"We want to make sure that our products and our food will not only meet the domestic and international standards, but also meet the specific requirements of the import countries," Wen said at an event organized by American organizations.
Also Wednesday, a Chinese official issued a public apology
to consumers in
"I condemn the mainland manufacturers that have produced fake milk and dairy creamer," Ma Ying-jeou said.
Authorities there ordered 160 products containing Chinese milk and vegetable-based proteins off store shelves, saying the goods had to be tested before they can go back on sale.
"We feel extremely painful about the damage that the
milk powder brought to people in
"The melamine situation just underscores the message that we are trying to deliver, and that is you have to know what's coming into your factory and what's going out of your factory," said Nancy Nord, acting head of the U.S. Consumer Products Safety Commission.
The Chinese government has been scrambling to show it is tackling the problem.

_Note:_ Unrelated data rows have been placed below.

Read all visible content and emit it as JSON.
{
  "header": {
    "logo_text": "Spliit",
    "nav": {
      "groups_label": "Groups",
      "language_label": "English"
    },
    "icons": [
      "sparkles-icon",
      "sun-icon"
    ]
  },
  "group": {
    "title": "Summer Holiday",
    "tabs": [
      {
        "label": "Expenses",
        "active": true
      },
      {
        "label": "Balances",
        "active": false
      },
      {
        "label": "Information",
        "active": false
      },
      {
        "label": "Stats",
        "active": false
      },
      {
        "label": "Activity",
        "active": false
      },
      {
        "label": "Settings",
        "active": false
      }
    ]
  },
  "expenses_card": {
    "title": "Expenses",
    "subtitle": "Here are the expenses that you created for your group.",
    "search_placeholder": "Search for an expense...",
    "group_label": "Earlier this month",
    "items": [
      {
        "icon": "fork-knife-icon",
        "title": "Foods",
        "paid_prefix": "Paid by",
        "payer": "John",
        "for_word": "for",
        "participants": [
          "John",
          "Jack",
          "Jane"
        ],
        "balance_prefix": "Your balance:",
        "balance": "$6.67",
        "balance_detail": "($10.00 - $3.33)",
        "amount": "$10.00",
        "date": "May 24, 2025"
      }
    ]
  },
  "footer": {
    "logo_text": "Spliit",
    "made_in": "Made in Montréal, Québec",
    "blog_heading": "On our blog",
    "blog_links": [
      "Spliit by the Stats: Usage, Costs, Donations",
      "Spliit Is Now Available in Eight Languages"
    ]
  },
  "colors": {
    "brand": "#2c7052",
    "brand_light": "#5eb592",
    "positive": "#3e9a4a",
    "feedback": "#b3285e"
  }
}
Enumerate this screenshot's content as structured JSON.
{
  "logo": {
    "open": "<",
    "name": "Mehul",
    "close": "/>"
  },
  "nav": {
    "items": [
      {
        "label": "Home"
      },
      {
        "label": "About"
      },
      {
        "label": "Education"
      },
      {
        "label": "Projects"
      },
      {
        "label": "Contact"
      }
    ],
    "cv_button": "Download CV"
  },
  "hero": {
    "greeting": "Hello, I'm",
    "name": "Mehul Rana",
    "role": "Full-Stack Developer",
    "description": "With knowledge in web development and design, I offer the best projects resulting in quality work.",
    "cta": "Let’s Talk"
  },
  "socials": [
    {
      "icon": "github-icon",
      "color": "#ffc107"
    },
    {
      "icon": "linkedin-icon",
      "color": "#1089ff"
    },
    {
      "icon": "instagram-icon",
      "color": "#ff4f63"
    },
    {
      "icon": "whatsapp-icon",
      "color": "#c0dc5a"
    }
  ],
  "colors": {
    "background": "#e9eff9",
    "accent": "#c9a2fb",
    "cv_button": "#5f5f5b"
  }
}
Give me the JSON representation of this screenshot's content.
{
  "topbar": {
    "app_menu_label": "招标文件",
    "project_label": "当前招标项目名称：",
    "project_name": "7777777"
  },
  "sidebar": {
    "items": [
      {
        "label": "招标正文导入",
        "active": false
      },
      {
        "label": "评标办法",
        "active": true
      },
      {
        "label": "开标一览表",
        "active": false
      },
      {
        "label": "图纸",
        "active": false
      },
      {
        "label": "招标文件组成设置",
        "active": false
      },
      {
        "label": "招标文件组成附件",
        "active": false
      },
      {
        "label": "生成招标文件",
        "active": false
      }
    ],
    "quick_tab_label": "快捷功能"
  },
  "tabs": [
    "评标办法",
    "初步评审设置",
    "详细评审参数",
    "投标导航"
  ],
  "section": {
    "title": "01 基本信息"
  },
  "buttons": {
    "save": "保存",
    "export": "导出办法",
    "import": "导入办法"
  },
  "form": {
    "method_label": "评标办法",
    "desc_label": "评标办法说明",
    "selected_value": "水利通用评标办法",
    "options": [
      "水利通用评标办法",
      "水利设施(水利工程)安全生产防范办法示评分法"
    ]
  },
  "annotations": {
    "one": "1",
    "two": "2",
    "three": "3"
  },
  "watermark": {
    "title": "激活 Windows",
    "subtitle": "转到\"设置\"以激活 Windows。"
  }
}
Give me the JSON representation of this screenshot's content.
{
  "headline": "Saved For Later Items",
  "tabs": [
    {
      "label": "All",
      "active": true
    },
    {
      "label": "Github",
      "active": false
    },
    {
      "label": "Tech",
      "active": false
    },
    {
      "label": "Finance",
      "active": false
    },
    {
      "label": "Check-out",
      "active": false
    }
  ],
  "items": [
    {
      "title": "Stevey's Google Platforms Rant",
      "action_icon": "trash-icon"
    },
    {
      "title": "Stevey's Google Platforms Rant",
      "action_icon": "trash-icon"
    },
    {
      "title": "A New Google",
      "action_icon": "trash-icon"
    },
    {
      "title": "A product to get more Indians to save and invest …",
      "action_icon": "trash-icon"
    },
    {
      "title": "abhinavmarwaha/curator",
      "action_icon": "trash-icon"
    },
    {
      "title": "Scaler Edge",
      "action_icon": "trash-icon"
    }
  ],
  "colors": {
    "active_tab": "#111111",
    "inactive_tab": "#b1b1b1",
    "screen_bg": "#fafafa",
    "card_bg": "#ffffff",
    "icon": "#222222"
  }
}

In recent days, the government announced high-profile arrests and forced resignations of officials.
The dairy at the center of the scandal, Sanlu
Group Co., will not be able to recover from the damage it has suffered to its
The Chinese government has taken control of Sanlu, which is 43 percent owned by
"Sanlu has been damaged very badly by this tragedy," Ferrier told reporters as he announced Fonterra's annual results. "The brand cannot be reconstructed."
There was no immediate response Wednesday from Sanlu. Several calls during the day were answered by temporary workers in the company's media department who took down questions but said it was up to senior company officials to decide whether to reply. The workers refused to give their names, which is common among Chinese employees. 9-25-08
Copyright (C) All rights reserved under FoodHACCP.com
If you have any comments, please send your email to firstname.lastname@example.org